**WORK REQUEST:**
After removing every image, reproduce the data exactly as it appears.
*** Begin section ***
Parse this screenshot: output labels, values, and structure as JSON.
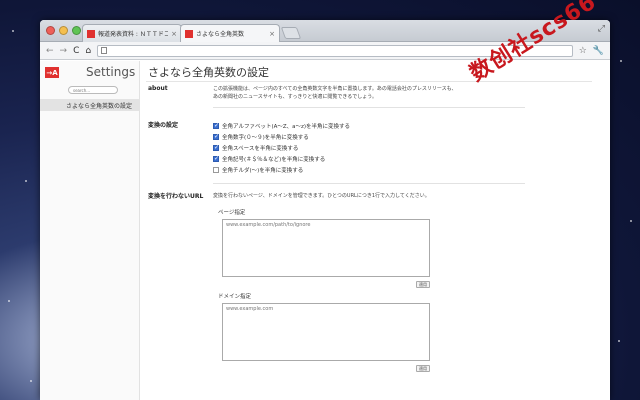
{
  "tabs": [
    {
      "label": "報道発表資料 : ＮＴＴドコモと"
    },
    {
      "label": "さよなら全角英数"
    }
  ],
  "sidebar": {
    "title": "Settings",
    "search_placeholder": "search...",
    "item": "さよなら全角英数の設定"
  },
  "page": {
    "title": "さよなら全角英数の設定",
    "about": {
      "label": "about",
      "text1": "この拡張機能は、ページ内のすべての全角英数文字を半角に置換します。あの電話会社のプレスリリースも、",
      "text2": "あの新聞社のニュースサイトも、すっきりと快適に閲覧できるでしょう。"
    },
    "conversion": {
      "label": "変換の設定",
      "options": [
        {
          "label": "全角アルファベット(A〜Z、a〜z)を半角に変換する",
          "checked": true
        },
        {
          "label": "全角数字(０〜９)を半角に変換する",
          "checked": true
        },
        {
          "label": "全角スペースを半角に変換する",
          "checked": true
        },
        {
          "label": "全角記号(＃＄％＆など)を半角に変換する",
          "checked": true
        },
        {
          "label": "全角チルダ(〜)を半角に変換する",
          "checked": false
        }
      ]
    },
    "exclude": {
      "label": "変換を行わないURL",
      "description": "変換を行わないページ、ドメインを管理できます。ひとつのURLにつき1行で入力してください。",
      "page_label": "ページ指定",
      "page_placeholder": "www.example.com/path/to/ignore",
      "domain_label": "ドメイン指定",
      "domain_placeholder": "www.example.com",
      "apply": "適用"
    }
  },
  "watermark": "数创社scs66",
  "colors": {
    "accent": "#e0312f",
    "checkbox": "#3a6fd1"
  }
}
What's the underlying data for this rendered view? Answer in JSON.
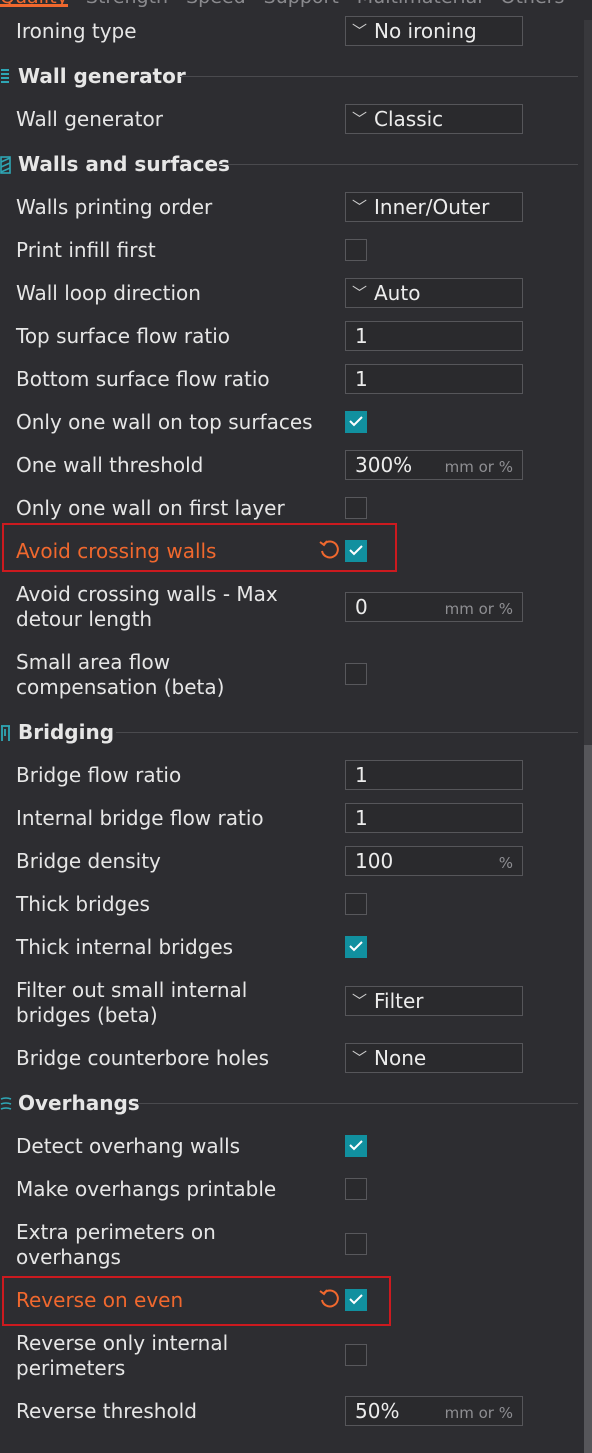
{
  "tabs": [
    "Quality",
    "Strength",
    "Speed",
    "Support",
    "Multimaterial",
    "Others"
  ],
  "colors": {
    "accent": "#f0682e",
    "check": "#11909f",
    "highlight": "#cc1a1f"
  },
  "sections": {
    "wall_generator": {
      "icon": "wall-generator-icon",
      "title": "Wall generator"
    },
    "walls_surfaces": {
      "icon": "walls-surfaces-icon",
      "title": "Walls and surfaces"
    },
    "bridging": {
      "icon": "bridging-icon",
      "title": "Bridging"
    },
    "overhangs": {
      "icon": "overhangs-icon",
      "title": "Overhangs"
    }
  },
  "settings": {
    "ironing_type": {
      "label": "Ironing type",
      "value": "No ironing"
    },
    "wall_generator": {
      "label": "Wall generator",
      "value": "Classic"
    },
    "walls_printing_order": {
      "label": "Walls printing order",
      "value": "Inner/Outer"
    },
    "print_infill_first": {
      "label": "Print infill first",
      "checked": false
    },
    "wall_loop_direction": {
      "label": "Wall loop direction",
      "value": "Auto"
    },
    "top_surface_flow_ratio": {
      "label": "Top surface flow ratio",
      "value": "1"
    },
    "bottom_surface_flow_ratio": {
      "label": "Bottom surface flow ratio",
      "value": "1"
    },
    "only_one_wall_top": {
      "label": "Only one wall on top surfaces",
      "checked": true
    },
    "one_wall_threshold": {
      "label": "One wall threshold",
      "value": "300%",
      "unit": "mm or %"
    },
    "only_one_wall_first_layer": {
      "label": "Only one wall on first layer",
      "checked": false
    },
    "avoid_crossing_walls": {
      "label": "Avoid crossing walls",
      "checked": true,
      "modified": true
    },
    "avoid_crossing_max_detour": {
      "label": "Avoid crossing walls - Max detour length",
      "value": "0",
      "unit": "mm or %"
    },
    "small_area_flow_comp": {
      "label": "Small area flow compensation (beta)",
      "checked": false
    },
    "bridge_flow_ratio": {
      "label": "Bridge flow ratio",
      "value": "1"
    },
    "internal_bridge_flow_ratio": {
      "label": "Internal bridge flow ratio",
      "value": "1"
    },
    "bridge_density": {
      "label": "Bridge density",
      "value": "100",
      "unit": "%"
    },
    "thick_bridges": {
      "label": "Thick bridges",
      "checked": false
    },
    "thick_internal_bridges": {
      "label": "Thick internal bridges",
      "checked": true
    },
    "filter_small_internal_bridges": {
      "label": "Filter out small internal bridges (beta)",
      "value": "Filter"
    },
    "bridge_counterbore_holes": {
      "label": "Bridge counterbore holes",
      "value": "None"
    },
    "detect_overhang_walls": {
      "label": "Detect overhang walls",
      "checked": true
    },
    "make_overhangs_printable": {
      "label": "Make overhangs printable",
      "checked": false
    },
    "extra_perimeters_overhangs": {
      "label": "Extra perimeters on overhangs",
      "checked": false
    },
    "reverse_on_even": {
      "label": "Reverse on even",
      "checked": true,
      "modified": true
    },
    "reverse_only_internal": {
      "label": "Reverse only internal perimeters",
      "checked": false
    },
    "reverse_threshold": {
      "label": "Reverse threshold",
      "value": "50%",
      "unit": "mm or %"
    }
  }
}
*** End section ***
**FINISHED TASK:**
Parse this screenshot: output labels, values, and structure as JSON.
{
  "tabs": [
    {
      "label": "報道発表資料 : ＮＴＴドコモと"
    },
    {
      "label": "さよなら全角英数"
    }
  ],
  "sidebar": {
    "title": "Settings",
    "search_placeholder": "search...",
    "item": "さよなら全角英数の設定"
  },
  "page": {
    "title": "さよなら全角英数の設定",
    "about": {
      "label": "about",
      "text1": "この拡張機能は、ページ内のすべての全角英数文字を半角に置換します。あの電話会社のプレスリリースも、",
      "text2": "あの新聞社のニュースサイトも、すっきりと快適に閲覧できるでしょう。"
    },
    "conversion": {
      "label": "変換の設定",
      "options": [
        {
          "label": "全角アルファベット(A〜Z、a〜z)を半角に変換する",
          "checked": true
        },
        {
          "label": "全角数字(０〜９)を半角に変換する",
          "checked": true
        },
        {
          "label": "全角スペースを半角に変換する",
          "checked": true
        },
        {
          "label": "全角記号(＃＄％＆など)を半角に変換する",
          "checked": true
        },
        {
          "label": "全角チルダ(〜)を半角に変換する",
          "checked": false
        }
      ]
    },
    "exclude": {
      "label": "変換を行わないURL",
      "description": "変換を行わないページ、ドメインを管理できます。ひとつのURLにつき1行で入力してください。",
      "page_label": "ページ指定",
      "page_placeholder": "www.example.com/path/to/ignore",
      "domain_label": "ドメイン指定",
      "domain_placeholder": "www.example.com",
      "apply": "適用"
    }
  },
  "watermark": "数创社scs66",
  "colors": {
    "accent": "#e0312f",
    "checkbox": "#3a6fd1"
  }
}
What's the underlying data for this rendered view? Answer in JSON.
{
  "tabs": [
    "Quality",
    "Strength",
    "Speed",
    "Support",
    "Multimaterial",
    "Others"
  ],
  "colors": {
    "accent": "#f0682e",
    "check": "#11909f",
    "highlight": "#cc1a1f"
  },
  "sections": {
    "wall_generator": {
      "icon": "wall-generator-icon",
      "title": "Wall generator"
    },
    "walls_surfaces": {
      "icon": "walls-surfaces-icon",
      "title": "Walls and surfaces"
    },
    "bridging": {
      "icon": "bridging-icon",
      "title": "Bridging"
    },
    "overhangs": {
      "icon": "overhangs-icon",
      "title": "Overhangs"
    }
  },
  "settings": {
    "ironing_type": {
      "label": "Ironing type",
      "value": "No ironing"
    },
    "wall_generator": {
      "label": "Wall generator",
      "value": "Classic"
    },
    "walls_printing_order": {
      "label": "Walls printing order",
      "value": "Inner/Outer"
    },
    "print_infill_first": {
      "label": "Print infill first",
      "checked": false
    },
    "wall_loop_direction": {
      "label": "Wall loop direction",
      "value": "Auto"
    },
    "top_surface_flow_ratio": {
      "label": "Top surface flow ratio",
      "value": "1"
    },
    "bottom_surface_flow_ratio": {
      "label": "Bottom surface flow ratio",
      "value": "1"
    },
    "only_one_wall_top": {
      "label": "Only one wall on top surfaces",
      "checked": true
    },
    "one_wall_threshold": {
      "label": "One wall threshold",
      "value": "300%",
      "unit": "mm or %"
    },
    "only_one_wall_first_layer": {
      "label": "Only one wall on first layer",
      "checked": false
    },
    "avoid_crossing_walls": {
      "label": "Avoid crossing walls",
      "checked": true,
      "modified": true
    },
    "avoid_crossing_max_detour": {
      "label": "Avoid crossing walls - Max detour length",
      "value": "0",
      "unit": "mm or %"
    },
    "small_area_flow_comp": {
      "label": "Small area flow compensation (beta)",
      "checked": false
    },
    "bridge_flow_ratio": {
      "label": "Bridge flow ratio",
      "value": "1"
    },
    "internal_bridge_flow_ratio": {
      "label": "Internal bridge flow ratio",
      "value": "1"
    },
    "bridge_density": {
      "label": "Bridge density",
      "value": "100",
      "unit": "%"
    },
    "thick_bridges": {
      "label": "Thick bridges",
      "checked": false
    },
    "thick_internal_bridges": {
      "label": "Thick internal bridges",
      "checked": true
    },
    "filter_small_internal_bridges": {
      "label": "Filter out small internal bridges (beta)",
      "value": "Filter"
    },
    "bridge_counterbore_holes": {
      "label": "Bridge counterbore holes",
      "value": "None"
    },
    "detect_overhang_walls": {
      "label": "Detect overhang walls",
      "checked": true
    },
    "make_overhangs_printable": {
      "label": "Make overhangs printable",
      "checked": false
    },
    "extra_perimeters_overhangs": {
      "label": "Extra perimeters on overhangs",
      "checked": false
    },
    "reverse_on_even": {
      "label": "Reverse on even",
      "checked": true,
      "modified": true
    },
    "reverse_only_internal": {
      "label": "Reverse only internal perimeters",
      "checked": false
    },
    "reverse_threshold": {
      "label": "Reverse threshold",
      "value": "50%",
      "unit": "mm or %"
    }
  }
}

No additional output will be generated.